Ban on broken rice exports likely to affect Telangana

By PS Dileep

The Centre’s decision to levy 20 percent duty on raw rice exports and ban export of broken rice has put paddy farmers and millers from Telangana in a tricky position. Though the Centre is claiming that the decision was taken to discourage rice exports and ensure availability of adequate stocks domestically, it is likely to have an adverse impact on farmers and millers, especially in Telangana, where a huge quantity of broken rice is expected during the Yasangi (Rabi) crop season.

Paddy is being cultivated in a record 55 lakh acres in Telangana during this Yasangi season, which expected to result in an yield of 1.5 crore tonnes. While the State government is planning to procure nearly 90 lakh tonnes, the Centre had agreed to purchase the rice but with a rider that the State would supply only raw rice.
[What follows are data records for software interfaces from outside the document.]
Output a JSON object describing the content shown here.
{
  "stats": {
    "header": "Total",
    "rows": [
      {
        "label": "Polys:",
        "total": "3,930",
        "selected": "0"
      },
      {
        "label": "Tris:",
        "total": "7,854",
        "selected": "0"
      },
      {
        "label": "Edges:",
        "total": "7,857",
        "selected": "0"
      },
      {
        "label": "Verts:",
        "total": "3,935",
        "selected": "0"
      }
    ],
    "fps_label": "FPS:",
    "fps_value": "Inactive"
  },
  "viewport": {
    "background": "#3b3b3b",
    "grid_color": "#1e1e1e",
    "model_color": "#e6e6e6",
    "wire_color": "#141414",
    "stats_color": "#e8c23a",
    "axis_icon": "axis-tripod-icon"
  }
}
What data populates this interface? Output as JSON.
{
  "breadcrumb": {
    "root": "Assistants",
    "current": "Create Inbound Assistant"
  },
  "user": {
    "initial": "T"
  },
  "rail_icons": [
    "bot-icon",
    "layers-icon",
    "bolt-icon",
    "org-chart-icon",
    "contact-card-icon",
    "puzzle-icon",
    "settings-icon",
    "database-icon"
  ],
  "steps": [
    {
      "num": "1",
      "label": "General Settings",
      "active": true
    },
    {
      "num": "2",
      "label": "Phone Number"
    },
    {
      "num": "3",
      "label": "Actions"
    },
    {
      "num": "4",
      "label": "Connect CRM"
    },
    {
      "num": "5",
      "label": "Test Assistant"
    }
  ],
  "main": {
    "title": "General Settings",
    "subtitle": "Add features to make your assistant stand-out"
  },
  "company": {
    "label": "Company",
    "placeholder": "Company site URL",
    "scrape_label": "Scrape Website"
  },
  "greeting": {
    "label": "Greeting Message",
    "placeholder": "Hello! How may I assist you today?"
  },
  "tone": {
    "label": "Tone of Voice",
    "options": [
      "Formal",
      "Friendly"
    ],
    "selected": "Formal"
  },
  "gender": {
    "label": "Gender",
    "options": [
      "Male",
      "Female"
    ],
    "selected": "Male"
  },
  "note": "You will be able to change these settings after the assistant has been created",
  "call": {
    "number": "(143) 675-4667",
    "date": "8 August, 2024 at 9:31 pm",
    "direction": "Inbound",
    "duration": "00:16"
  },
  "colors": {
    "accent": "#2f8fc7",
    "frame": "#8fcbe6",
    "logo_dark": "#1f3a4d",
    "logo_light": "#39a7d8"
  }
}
It is now well-known that the Yasangi crop would result in huge quantity of broken rice if the paddy is milled into raw rice.

India banned overseas shipments of broken rice and imposed a 20 percent duty on exports of various other grades in September 2022 amid concerns over production due to below-average monsoon rainfall in key paddy growing States. Though the Centre anticipated a shortfall of rice stocks in the country, the situation appears to be different.

The Union government has recently informed the Parliament that India’s rice exports recorded 22.26 million tonnes in 2022, an increase of 3.5 percent, making it the largest exporter of rice globally. Further, officials said India has ample stocks of rice domestically and would ensure that the restrictions have not deprived the world of rice.

The Centre’s decision not to lift the ban on broken rice exports is expected to affect buyers, particularly in China, who use broken rice as raw material for making ethanol or cattle feed. China was the largest buyer of India’s broken rice, with purchases of 1.1 million tonnes in 2021. Thus, this would affect Telangana farmers and millers adversely as well with the State turning into largest producer of broken rice due to the Centre’s mandate to supply only raw rice to the Food Corporation of India.

Meanwhile, a large quantity of parboiled rice which is used to make idli and dosa batter has been reportedly held up at some ports in Tamil Nadu and Andhra Pradesh, after the Customs authorities assuming it to be normal raw rice due to presence of chalky white grains in rice. The parboiled rice is largely exported to countries like Dubai, Japan, Singapore and Canada. The officials are asking the exporters to pay 20 percent duty to export it, treating it as raw rice. Except exports from Kerala, where idli rice is double parboiled, parboiled rice exports are affected in all other States.

This article has been republished from The Telengana Today